HARRISBURG, PA (WSKG) — The Wolf administration is asking people who have not yet sent in their mail-in ballot to deliver it in person.

Election Day is just a week away, and delays in mail delivery across the commonwealth have been ongoing since the summer.

State leaders including Gov. Tom Wolf and Secretary of State Kathy Boockvar aren’t counting on the USPS to improve any time soon. They both urged mail-in voters Tuesday to bring their ballots to a drop box or a county election office between now and next Tuesday to guarantee they’re counted in time.

“If you applied for a mail ballot, now is the time to return it so you can make sure it counts,” Boockvar said. “Make sure, no matter what, that you drop off your ballot by 8 p.m. on Election Day. But don’t wait. Do it today.”

Boockvar said a record nine million Pennsylvanians have registered to vote in the election. While three million have requested a mail-in ballot, more than one million have yet to either receive or return it.

Since the state GOP-controlled legislature avoided taking up a measure to allow counties to begin processing mail-in ballots before Nov. 3, election results in Pennsylvania may take days to tabulate.

Wolf said he’s disappointed the measure wasn’t considered in the state Senate in time for the election.

“I’m not crying over spilled milk here, but it would have cost nothing, it would have fixed problems and it was supported by counties,” the governor said.

House and Senate Republicans have repeatedly chastised Wolf for threatening to veto House Bill 2626. It included a pre-canvassing provision, but offered a tighter timeframe for doing so than had been sought by county election administrators.

The bill made it to the Senate in early September, but has been parked there since.

Considering what little time remains before the polls close, Wolf said voters must solidify their plans to cast their ballot now.

“This is an exciting time for democracy in Pennsylvania. More eligible voters can exercise their right to vote than ever before, and as you all know, voting is the central responsibility of citizenship. It’s how we make our desires and our needs and our wishes known,” he said.

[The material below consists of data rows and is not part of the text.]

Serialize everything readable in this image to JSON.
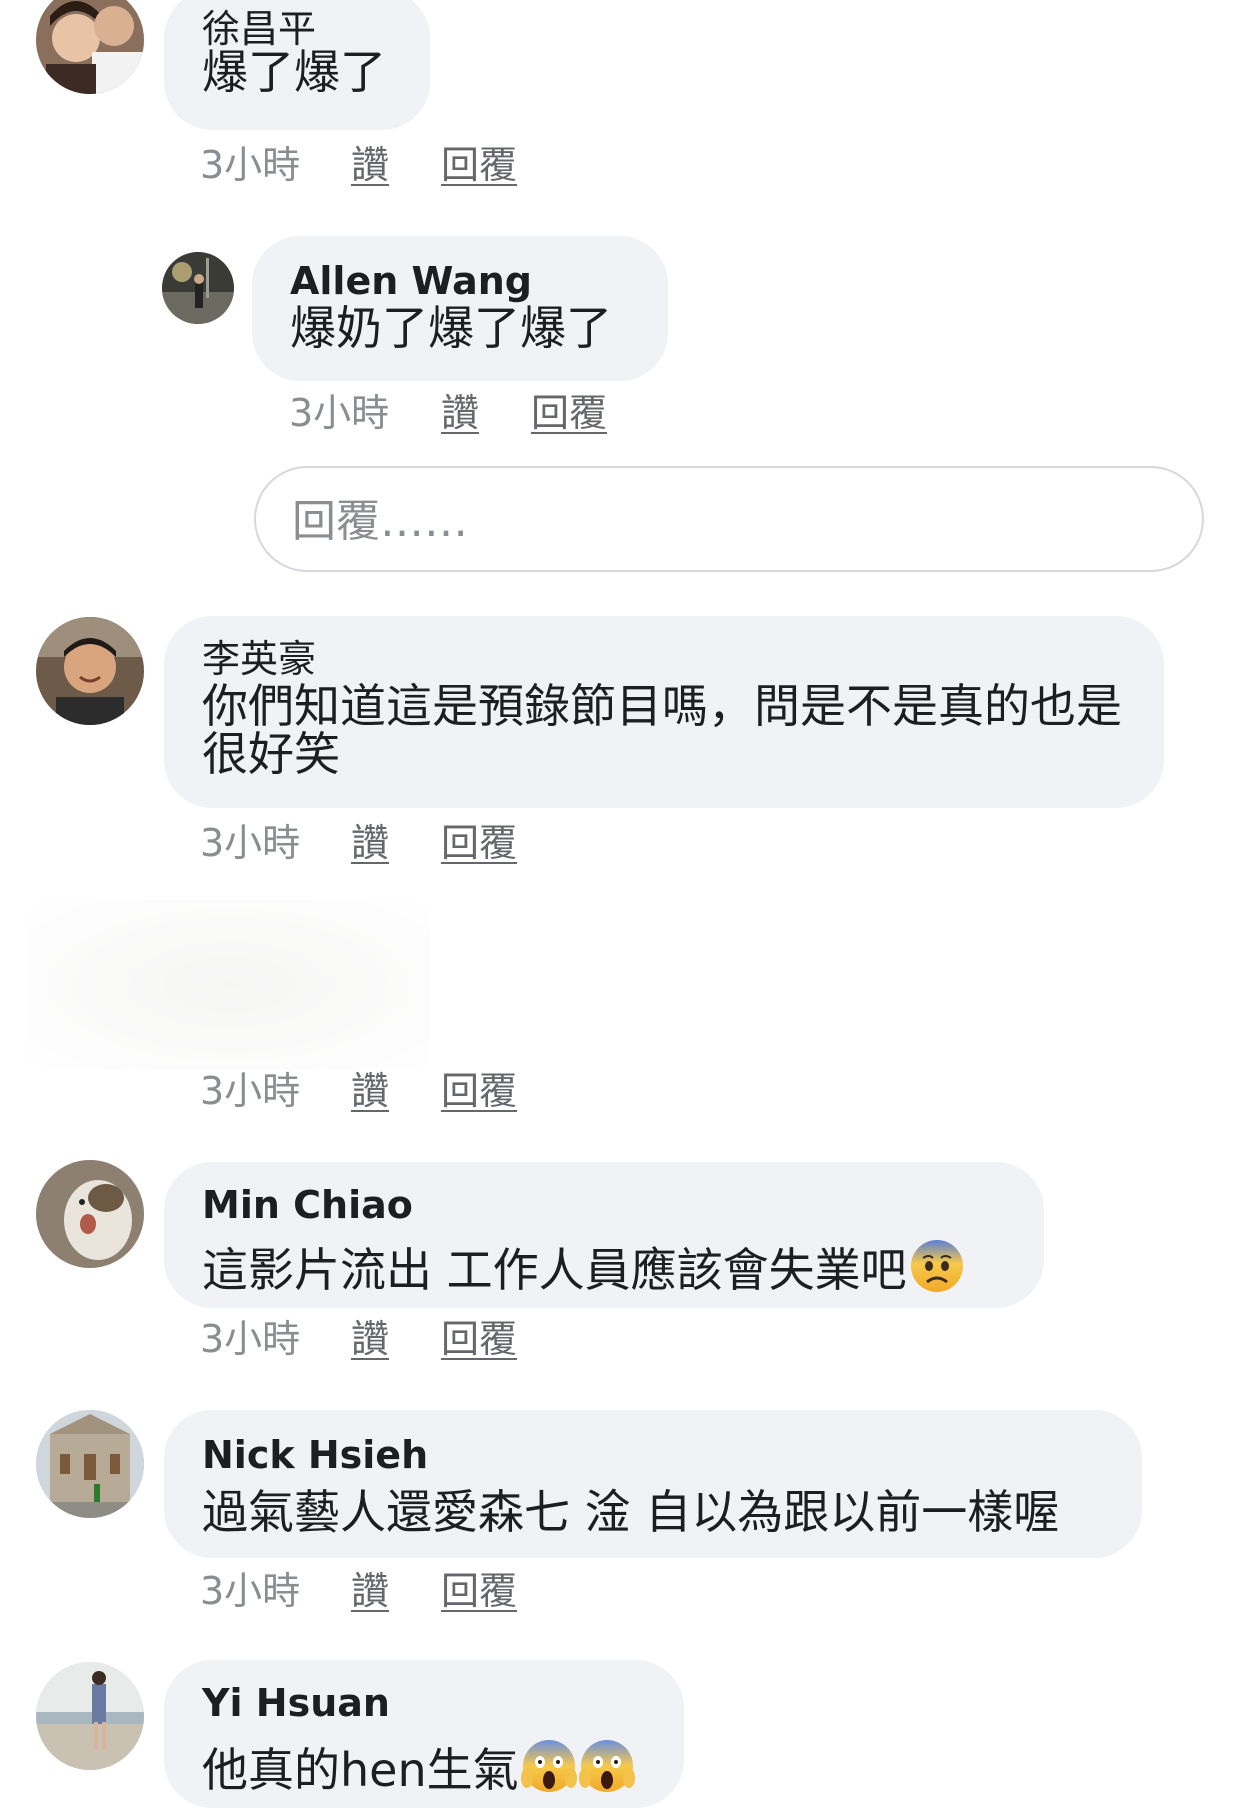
{
  "comments": [
    {
      "author": "徐昌平",
      "text": "爆了爆了",
      "time": "3小時",
      "like": "讚",
      "reply": "回覆",
      "avatar": "avatar-couple-photo"
    },
    {
      "author": "Allen Wang",
      "text": "爆奶了爆了爆了",
      "time": "3小時",
      "like": "讚",
      "reply": "回覆",
      "avatar": "avatar-night-street-photo"
    },
    {
      "author": "李英豪",
      "text": "你們知道這是預錄節目嗎，問是不是真的也是很好笑",
      "time": "3小時",
      "like": "讚",
      "reply": "回覆",
      "avatar": "avatar-young-man-photo"
    },
    {
      "time": "3小時",
      "like": "讚",
      "reply": "回覆"
    },
    {
      "author": "Min Chiao",
      "text": "這影片流出 工作人員應該會失業吧",
      "emoji": "fearful-face-emoji",
      "time": "3小時",
      "like": "讚",
      "reply": "回覆",
      "avatar": "avatar-cat-photo"
    },
    {
      "author": "Nick Hsieh",
      "text": "過氣藝人還愛森七 淦 自以為跟以前一樣喔",
      "time": "3小時",
      "like": "讚",
      "reply": "回覆",
      "avatar": "avatar-building-photo"
    },
    {
      "author": "Yi Hsuan",
      "text": "他真的hen生氣",
      "emoji": "screaming-face-emoji",
      "time": "3小時",
      "like": "讚",
      "reply": "回覆",
      "avatar": "avatar-beach-photo"
    }
  ],
  "reply_input": {
    "placeholder": "回覆……"
  },
  "colors": {
    "bubble": "#f0f2f5",
    "meta_text": "#8a8d91",
    "name_text": "#1c1e21"
  }
}
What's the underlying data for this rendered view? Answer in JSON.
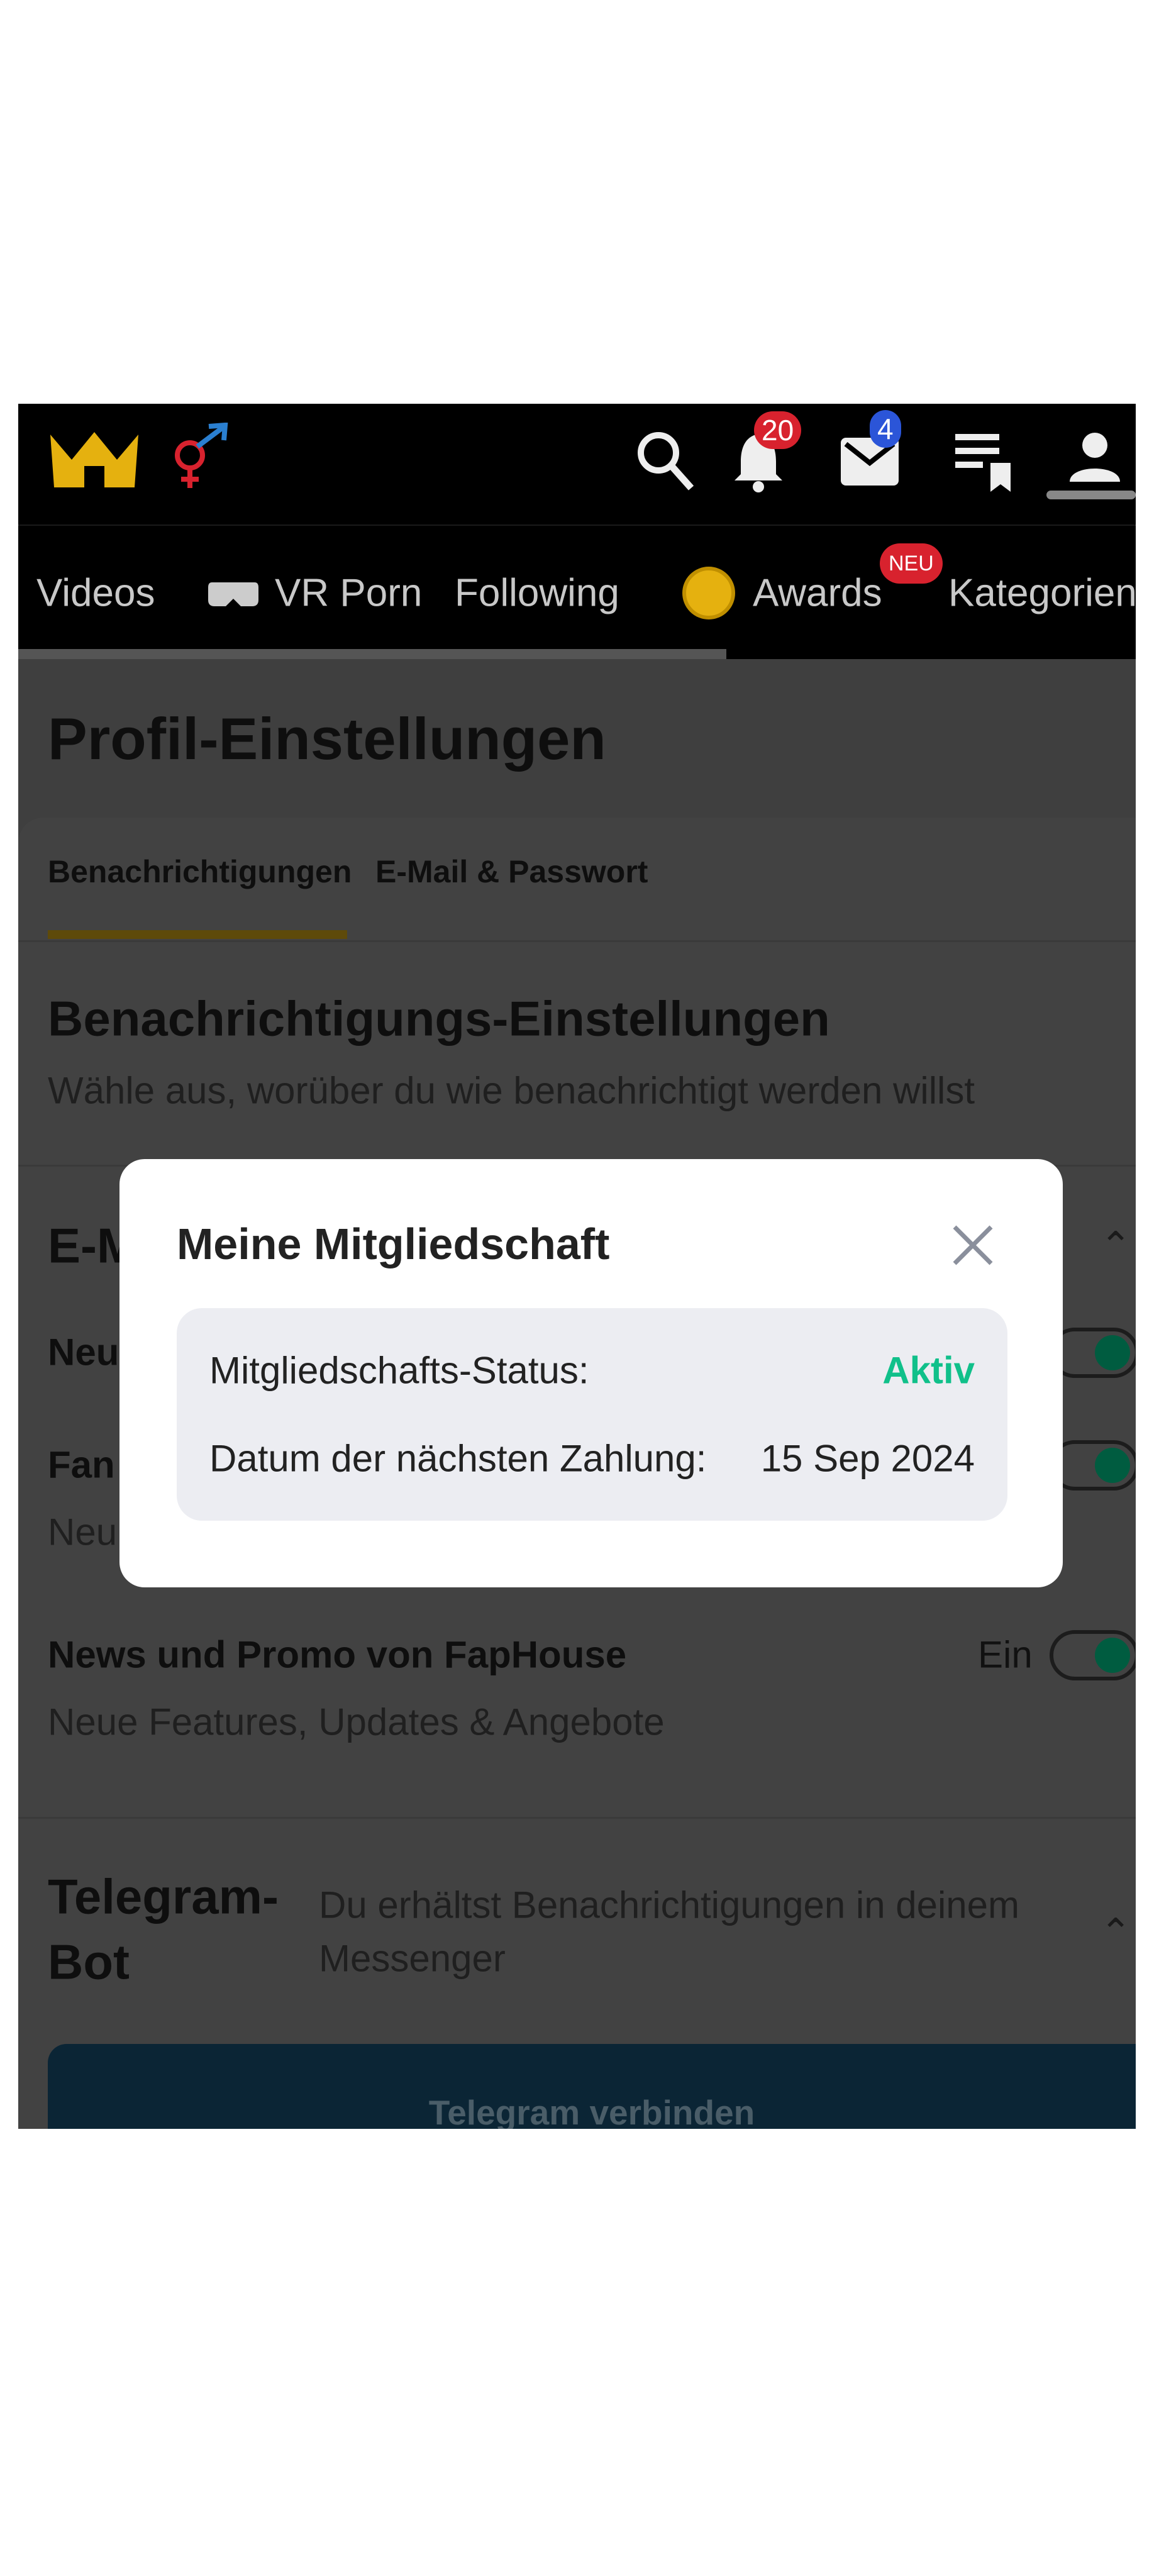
{
  "header": {
    "logo": "crown-logo",
    "orientation_icon": "gender-symbol-icon",
    "notifications_count": "20",
    "messages_count": "4",
    "colors": {
      "brand": "#e5b10f",
      "notif_badge": "#d8222e",
      "msg_badge": "#2b55d8"
    }
  },
  "nav": {
    "items": [
      {
        "label": "Videos"
      },
      {
        "label": "VR Porn",
        "icon": "vr-headset-icon"
      },
      {
        "label": "Following"
      },
      {
        "label": "Awards",
        "icon": "award-coin-icon",
        "badge": "NEU"
      },
      {
        "label": "Kategorien"
      }
    ]
  },
  "page": {
    "title": "Profil-Einstellungen",
    "tabs": [
      {
        "label": "Benachrichtigungen",
        "active": true
      },
      {
        "label": "E-Mail & Passwort"
      }
    ],
    "section_title": "Benachrichtigungs-Einstellungen",
    "section_subtitle": "Wähle aus, worüber du wie benachrichtigt werden willst",
    "email_group_title": "E-M",
    "rows": [
      {
        "title": "Neu",
        "on": true
      },
      {
        "title": "Fan",
        "subtitle": "Neu",
        "on": true
      },
      {
        "title": "News und Promo von FapHouse",
        "subtitle": "Neue Features, Updates & Angebote",
        "state_label": "Ein",
        "on": true
      }
    ],
    "telegram": {
      "title_line1": "Telegram-",
      "title_line2": "Bot",
      "desc_line1": "Du erhältst Benachrichtigungen in deinem",
      "desc_line2": "Messenger",
      "button": "Telegram verbinden"
    }
  },
  "modal": {
    "title": "Meine Mitgliedschaft",
    "status_label": "Mitgliedschafts-Status:",
    "status_value": "Aktiv",
    "status_color": "#10c08a",
    "next_payment_label": "Datum der nächsten Zahlung:",
    "next_payment_value": "15 Sep 2024"
  }
}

Boockvar said she’s confident most votes will be counted quickly, but added certified results are not due until 20 days after Election Day. Tuesday was the last day to request a mail-in ballot and to vote early at a county election office.

The Department of State said polling places will also be ready to safely accommodate voters who want to cast their ballots in-person.

Thought more than 1.8 million Pennsylvanians have cast their ballots according to a Department of State estimate, election results will still take time to be fully known.

“After the polls close, I encourage all Pennsylvanians to be patient. What’s most important is that we have a fair election. Every vote will be counted and the results will be accurate, even it takes a little more time than usual,” Wolf said.